> WHAT TO DO: Below are the entries; state how many of their lines contain the string "JSON", and nothing more.

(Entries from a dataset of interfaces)
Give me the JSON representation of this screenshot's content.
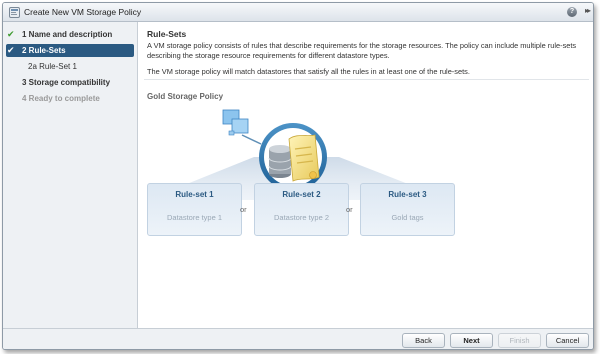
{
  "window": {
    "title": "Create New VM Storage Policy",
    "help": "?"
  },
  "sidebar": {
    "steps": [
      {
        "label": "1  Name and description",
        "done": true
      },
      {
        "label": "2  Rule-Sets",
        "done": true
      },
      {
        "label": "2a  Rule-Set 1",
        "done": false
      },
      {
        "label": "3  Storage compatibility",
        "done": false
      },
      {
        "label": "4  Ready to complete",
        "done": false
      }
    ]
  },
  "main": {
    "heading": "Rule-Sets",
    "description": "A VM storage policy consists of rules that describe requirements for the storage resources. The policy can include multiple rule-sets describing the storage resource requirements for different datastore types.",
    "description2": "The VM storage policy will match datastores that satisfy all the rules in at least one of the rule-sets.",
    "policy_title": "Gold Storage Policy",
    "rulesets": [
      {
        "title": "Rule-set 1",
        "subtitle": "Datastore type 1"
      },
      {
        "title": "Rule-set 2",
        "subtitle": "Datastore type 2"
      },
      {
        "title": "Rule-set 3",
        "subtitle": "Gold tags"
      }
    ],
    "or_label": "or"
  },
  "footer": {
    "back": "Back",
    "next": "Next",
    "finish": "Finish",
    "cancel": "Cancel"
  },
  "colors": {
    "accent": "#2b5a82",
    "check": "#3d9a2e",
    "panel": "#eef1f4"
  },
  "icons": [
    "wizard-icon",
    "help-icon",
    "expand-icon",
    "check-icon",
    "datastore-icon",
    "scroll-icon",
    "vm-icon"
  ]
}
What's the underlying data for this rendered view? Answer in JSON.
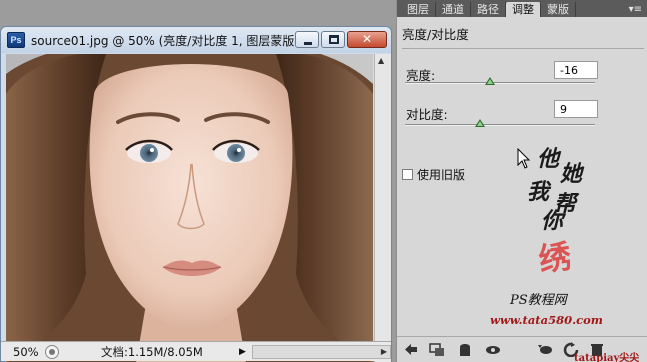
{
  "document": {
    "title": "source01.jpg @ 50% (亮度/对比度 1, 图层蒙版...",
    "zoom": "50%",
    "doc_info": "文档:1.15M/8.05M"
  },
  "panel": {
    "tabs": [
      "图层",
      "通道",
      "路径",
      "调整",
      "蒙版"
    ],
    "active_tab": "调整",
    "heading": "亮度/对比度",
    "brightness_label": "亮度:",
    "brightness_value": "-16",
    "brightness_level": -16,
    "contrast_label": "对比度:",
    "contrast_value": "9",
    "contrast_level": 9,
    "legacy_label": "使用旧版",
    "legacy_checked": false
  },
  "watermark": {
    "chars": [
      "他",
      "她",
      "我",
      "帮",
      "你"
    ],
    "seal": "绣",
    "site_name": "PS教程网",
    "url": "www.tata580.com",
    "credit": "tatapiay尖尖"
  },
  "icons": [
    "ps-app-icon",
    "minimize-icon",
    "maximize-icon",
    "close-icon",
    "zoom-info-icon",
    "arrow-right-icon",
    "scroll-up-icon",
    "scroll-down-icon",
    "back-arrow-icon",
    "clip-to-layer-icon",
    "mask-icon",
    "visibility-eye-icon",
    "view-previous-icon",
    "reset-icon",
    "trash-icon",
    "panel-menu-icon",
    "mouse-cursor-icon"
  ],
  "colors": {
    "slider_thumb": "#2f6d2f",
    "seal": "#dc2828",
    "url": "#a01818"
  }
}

> RESPONSE AREA: 2